START Records provided

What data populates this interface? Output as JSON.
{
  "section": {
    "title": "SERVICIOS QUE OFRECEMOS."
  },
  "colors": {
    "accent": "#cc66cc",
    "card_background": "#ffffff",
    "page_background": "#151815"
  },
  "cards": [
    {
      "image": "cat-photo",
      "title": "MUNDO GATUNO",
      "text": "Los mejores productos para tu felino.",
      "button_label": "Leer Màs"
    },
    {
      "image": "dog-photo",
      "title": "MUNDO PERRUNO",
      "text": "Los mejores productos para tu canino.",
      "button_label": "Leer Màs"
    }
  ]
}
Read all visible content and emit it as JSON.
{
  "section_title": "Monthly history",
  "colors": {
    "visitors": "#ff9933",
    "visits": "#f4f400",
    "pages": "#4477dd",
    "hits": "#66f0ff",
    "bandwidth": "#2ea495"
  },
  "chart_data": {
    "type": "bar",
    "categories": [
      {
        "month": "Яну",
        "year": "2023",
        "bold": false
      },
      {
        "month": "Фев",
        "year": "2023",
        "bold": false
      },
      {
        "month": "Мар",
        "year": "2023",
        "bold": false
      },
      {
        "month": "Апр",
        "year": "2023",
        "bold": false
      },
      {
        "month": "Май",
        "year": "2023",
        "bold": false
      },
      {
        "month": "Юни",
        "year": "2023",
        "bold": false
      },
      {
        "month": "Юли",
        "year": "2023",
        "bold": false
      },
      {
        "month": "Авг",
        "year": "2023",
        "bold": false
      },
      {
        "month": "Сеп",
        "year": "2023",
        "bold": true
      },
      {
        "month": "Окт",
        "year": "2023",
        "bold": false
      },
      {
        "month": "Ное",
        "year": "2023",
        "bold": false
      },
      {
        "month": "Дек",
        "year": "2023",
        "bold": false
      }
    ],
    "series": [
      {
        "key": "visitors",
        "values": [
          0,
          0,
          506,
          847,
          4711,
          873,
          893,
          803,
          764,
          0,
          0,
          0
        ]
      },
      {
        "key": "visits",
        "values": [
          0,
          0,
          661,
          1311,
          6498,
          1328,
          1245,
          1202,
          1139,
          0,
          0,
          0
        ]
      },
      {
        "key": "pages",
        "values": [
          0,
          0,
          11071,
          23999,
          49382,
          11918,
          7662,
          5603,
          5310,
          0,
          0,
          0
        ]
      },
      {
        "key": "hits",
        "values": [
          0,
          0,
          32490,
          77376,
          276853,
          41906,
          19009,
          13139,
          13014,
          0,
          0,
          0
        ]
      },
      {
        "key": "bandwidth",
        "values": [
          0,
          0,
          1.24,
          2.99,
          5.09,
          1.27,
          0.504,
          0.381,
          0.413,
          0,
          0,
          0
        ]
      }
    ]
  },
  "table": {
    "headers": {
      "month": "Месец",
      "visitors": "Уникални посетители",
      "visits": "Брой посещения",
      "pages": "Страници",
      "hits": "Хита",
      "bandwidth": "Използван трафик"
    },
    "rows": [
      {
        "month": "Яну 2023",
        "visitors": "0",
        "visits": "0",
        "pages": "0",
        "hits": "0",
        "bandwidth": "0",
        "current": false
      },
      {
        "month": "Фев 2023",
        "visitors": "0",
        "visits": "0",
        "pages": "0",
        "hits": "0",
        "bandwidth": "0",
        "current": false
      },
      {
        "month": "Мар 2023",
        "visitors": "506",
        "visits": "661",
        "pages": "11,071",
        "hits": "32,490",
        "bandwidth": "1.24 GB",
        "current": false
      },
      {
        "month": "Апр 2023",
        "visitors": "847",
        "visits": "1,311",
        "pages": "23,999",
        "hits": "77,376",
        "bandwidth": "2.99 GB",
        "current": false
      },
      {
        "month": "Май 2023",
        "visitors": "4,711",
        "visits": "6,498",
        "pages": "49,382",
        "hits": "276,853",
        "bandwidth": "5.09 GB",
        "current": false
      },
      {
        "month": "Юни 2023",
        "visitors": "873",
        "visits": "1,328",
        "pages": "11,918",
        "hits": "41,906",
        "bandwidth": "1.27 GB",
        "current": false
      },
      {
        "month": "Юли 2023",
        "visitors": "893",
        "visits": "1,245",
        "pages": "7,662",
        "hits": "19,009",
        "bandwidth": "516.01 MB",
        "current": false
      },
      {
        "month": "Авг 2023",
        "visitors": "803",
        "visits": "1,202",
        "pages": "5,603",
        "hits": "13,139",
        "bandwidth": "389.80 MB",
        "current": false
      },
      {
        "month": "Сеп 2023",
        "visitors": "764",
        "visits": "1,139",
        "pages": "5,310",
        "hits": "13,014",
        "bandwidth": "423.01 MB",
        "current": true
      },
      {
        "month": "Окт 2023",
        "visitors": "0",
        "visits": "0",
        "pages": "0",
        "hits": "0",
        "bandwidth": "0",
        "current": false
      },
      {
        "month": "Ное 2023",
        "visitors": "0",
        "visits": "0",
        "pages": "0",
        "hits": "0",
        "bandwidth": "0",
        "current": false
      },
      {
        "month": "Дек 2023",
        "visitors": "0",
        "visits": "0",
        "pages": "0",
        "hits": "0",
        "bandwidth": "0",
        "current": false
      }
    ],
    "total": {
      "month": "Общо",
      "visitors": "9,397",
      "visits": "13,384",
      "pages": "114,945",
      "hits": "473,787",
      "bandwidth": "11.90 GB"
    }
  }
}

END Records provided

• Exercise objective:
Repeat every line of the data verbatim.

• Task solution:
What data populates this interface? Output as JSON.
{
  "section": {
    "title": "SERVICIOS QUE OFRECEMOS."
  },
  "colors": {
    "accent": "#cc66cc",
    "card_background": "#ffffff",
    "page_background": "#151815"
  },
  "cards": [
    {
      "image": "cat-photo",
      "title": "MUNDO GATUNO",
      "text": "Los mejores productos para tu felino.",
      "button_label": "Leer Màs"
    },
    {
      "image": "dog-photo",
      "title": "MUNDO PERRUNO",
      "text": "Los mejores productos para tu canino.",
      "button_label": "Leer Màs"
    }
  ]
}
Read all visible content and emit it as JSON.
{
  "section_title": "Monthly history",
  "colors": {
    "visitors": "#ff9933",
    "visits": "#f4f400",
    "pages": "#4477dd",
    "hits": "#66f0ff",
    "bandwidth": "#2ea495"
  },
  "chart_data": {
    "type": "bar",
    "categories": [
      {
        "month": "Яну",
        "year": "2023",
        "bold": false
      },
      {
        "month": "Фев",
        "year": "2023",
        "bold": false
      },
      {
        "month": "Мар",
        "year": "2023",
        "bold": false
      },
      {
        "month": "Апр",
        "year": "2023",
        "bold": false
      },
      {
        "month": "Май",
        "year": "2023",
        "bold": false
      },
      {
        "month": "Юни",
        "year": "2023",
        "bold": false
      },
      {
        "month": "Юли",
        "year": "2023",
        "bold": false
      },
      {
        "month": "Авг",
        "year": "2023",
        "bold": false
      },
      {
        "month": "Сеп",
        "year": "2023",
        "bold": true
      },
      {
        "month": "Окт",
        "year": "2023",
        "bold": false
      },
      {
        "month": "Ное",
        "year": "2023",
        "bold": false
      },
      {
        "month": "Дек",
        "year": "2023",
        "bold": false
      }
    ],
    "series": [
      {
        "key": "visitors",
        "values": [
          0,
          0,
          506,
          847,
          4711,
          873,
          893,
          803,
          764,
          0,
          0,
          0
        ]
      },
      {
        "key": "visits",
        "values": [
          0,
          0,
          661,
          1311,
          6498,
          1328,
          1245,
          1202,
          1139,
          0,
          0,
          0
        ]
      },
      {
        "key": "pages",
        "values": [
          0,
          0,
          11071,
          23999,
          49382,
          11918,
          7662,
          5603,
          5310,
          0,
          0,
          0
        ]
      },
      {
        "key": "hits",
        "values": [
          0,
          0,
          32490,
          77376,
          276853,
          41906,
          19009,
          13139,
          13014,
          0,
          0,
          0
        ]
      },
      {
        "key": "bandwidth",
        "values": [
          0,
          0,
          1.24,
          2.99,
          5.09,
          1.27,
          0.504,
          0.381,
          0.413,
          0,
          0,
          0
        ]
      }
    ]
  },
  "table": {
    "headers": {
      "month": "Месец",
      "visitors": "Уникални посетители",
      "visits": "Брой посещения",
      "pages": "Страници",
      "hits": "Хита",
      "bandwidth": "Използван трафик"
    },
    "rows": [
      {
        "month": "Яну 2023",
        "visitors": "0",
        "visits": "0",
        "pages": "0",
        "hits": "0",
        "bandwidth": "0",
        "current": false
      },
      {
        "month": "Фев 2023",
        "visitors": "0",
        "visits": "0",
        "pages": "0",
        "hits": "0",
        "bandwidth": "0",
        "current": false
      },
      {
        "month": "Мар 2023",
        "visitors": "506",
        "visits": "661",
        "pages": "11,071",
        "hits": "32,490",
        "bandwidth": "1.24 GB",
        "current": false
      },
      {
        "month": "Апр 2023",
        "visitors": "847",
        "visits": "1,311",
        "pages": "23,999",
        "hits": "77,376",
        "bandwidth": "2.99 GB",
        "current": false
      },
      {
        "month": "Май 2023",
        "visitors": "4,711",
        "visits": "6,498",
        "pages": "49,382",
        "hits": "276,853",
        "bandwidth": "5.09 GB",
        "current": false
      },
      {
        "month": "Юни 2023",
        "visitors": "873",
        "visits": "1,328",
        "pages": "11,918",
        "hits": "41,906",
        "bandwidth": "1.27 GB",
        "current": false
      },
      {
        "month": "Юли 2023",
        "visitors": "893",
        "visits": "1,245",
        "pages": "7,662",
        "hits": "19,009",
        "bandwidth": "516.01 MB",
        "current": false
      },
      {
        "month": "Авг 2023",
        "visitors": "803",
        "visits": "1,202",
        "pages": "5,603",
        "hits": "13,139",
        "bandwidth": "389.80 MB",
        "current": false
      },
      {
        "month": "Сеп 2023",
        "visitors": "764",
        "visits": "1,139",
        "pages": "5,310",
        "hits": "13,014",
        "bandwidth": "423.01 MB",
        "current": true
      },
      {
        "month": "Окт 2023",
        "visitors": "0",
        "visits": "0",
        "pages": "0",
        "hits": "0",
        "bandwidth": "0",
        "current": false
      },
      {
        "month": "Ное 2023",
        "visitors": "0",
        "visits": "0",
        "pages": "0",
        "hits": "0",
        "bandwidth": "0",
        "current": false
      },
      {
        "month": "Дек 2023",
        "visitors": "0",
        "visits": "0",
        "pages": "0",
        "hits": "0",
        "bandwidth": "0",
        "current": false
      }
    ],
    "total": {
      "month": "Общо",
      "visitors": "9,397",
      "visits": "13,384",
      "pages": "114,945",
      "hits": "473,787",
      "bandwidth": "11.90 GB"
    }
  }
}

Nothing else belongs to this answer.